  • Mad Hatter Santa Fe, NM
    April 17, 2019 7:41 p.m.

    Chris Stewart is only a member of the House Intelligence Committee and will be allowed to see much of the Mueller report as the article states. However, Adam Schiff and Devan Nunes, Chair and Ranking Member, have called that the entire report be given to them without redaction.

    This is an unusual move from Nunes since he was instrumental in getting highly secret FBI interview and FISA court records released to the intelligence committee when he was chairman and trying to intervene in the Mueller probe on behalf of Donald Trump. This activity by Nunes obviously set a precedent about secrecy within the DOJ that runs counter to what William Barr is trying to re-establish. Any judge called upon to consider what should and what should not be redacted in the reports will look at this precedent and possibly request that certain redactions violate the people's right to know.

    As we have seen over the past two years, Trump prefers to work in a world of secrecy. Everything he does is kept from the public unless it is favorable to him. Controlling the message helps to cover-up wrong doing and relieves him from responsibility. The "exoneration" that Trump claims may not be in the report.

  • Mackenzie Iwamoto Bronx, NY
    April 17, 2019 7:20 p.m.

    There is absolutely no reason any information should be withheld from any member of the House Intelligence Committee. These congressional members are privileged to see any information due to the nature of their work responsibilities. This includes anything dealing with national security and grand jury testimony if a judge rules to allow it. Although William Barr said he would not seek a judge's approval to release grand jury testimony, it had be customary for an AG to request this approval as a matter of course for specific House committees.

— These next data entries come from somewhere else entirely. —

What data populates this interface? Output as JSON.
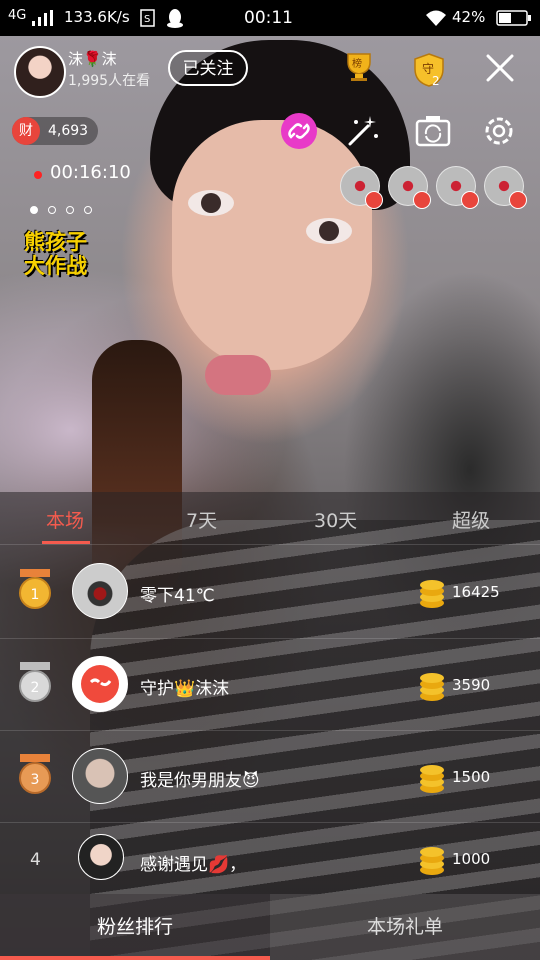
{
  "status_bar": {
    "network": "4G",
    "speed": "133.6K/s",
    "time": "00:11",
    "battery": "42%"
  },
  "host": {
    "name": "沫🌹沫",
    "viewers": "1,995人在看",
    "follow_label": "已关注",
    "rank_badge": "榜",
    "guard_badge": "守",
    "guard_count": "2"
  },
  "wealth": {
    "badge": "财",
    "value": "4,693"
  },
  "live_timer": "00:16:10",
  "promo": {
    "line1": "熊孩子",
    "line2": "大作战"
  },
  "ranking_tabs": [
    "本场",
    "7天",
    "30天",
    "超级"
  ],
  "ranking": [
    {
      "rank": "1",
      "name": "零下41℃",
      "coins": "16425"
    },
    {
      "rank": "2",
      "name": "守护👑沫沫",
      "coins": "3590"
    },
    {
      "rank": "3",
      "name": "我是你男朋友😈",
      "coins": "1500"
    },
    {
      "rank": "4",
      "name": "感谢遇见💋，",
      "coins": "1000"
    }
  ],
  "bottom_tabs": {
    "left": "粉丝排行",
    "right": "本场礼单"
  },
  "colors": {
    "accent": "#f55b4e",
    "wealth_badge": "#e8453c",
    "link_icon": "#e83ac8",
    "promo_text": "#f7d000"
  },
  "icons": [
    "signal-icon",
    "wifi-icon",
    "battery-icon",
    "trophy-icon",
    "shield-icon",
    "close-icon",
    "link-icon",
    "magic-wand-icon",
    "camera-switch-icon",
    "settings-icon",
    "coin-icon"
  ]
}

    Foot-dragging by the AG, after identifying four general areas for redaction, appears to be more to appease Donald Trump and his desire to hide anything that might implicate him in violating the public trust than simple operation under the law. However, it appears that the full report, unredacted, except for some very critical parts dealing with national security and methods and perhaps on-going investigations, will come out as lawsuits begin to be filed.

    As the public sees more of a potential cover-up, there will be pressure to follow Robert Mueller's original plan to release his team's findings with minimal redactions.

  • The Dark Knight Salt Lake City, UT
    April 17, 2019 6:36 p.m.

    I don't believe Rep. Stewart can be trusted to excercise honesty or good judgment in this matter. He seems to put hyperpartisan loyalty to the President above all else.

  • NoNamesAccepted St. George, UT
    April 17, 2019 6:28 p.m.

    As others have pointed out, there are portions of the full report that must not be made public lest intelligence sources be endangered, tactics be compromised, or innocent 3rd parties be unfairly smeared. Rep. Stewart has succinctly and clearly explained this.

    Sad thing is, far too many members of congress, far too many executive branch employees, have taken it as their mission to damage President Trump in any way possible and so justify violation of their legal obligation to hold certain information confidential. Whatever the whole congress gets, will be spun and leaked.

    The members of the intel committees have clearances and have been proven trustworthy. They--not their staff, but they alone--should see a nearly un-redacted report. As Stewart reminds us, even these officials are not entitled to see certain aspects of Grand Jury testimony.

    If there were evidence of collusion or other treasonous activity, Mueller would have already released that one way or other. If there were sufficient evidence of obstruction to consider indictment or impeachment, that would be public.

    We caught some tax cheats and some guys who lied about otherwise legal activites. Good.

    Move on.

  • Chessermesser West Valley City, UT
    April 17, 2019 6:20 p.m.

    I’m afraid no matter how much is given, there will be requests for more. It’s time to move on, Congress.

  • Impartial7 DRAPER, UT
    April 17, 2019 6:01 p.m.

    All members of Congress with sufficient security clearances should see the entire redacted report. Anything less is a cover up. What is trump so afraid of?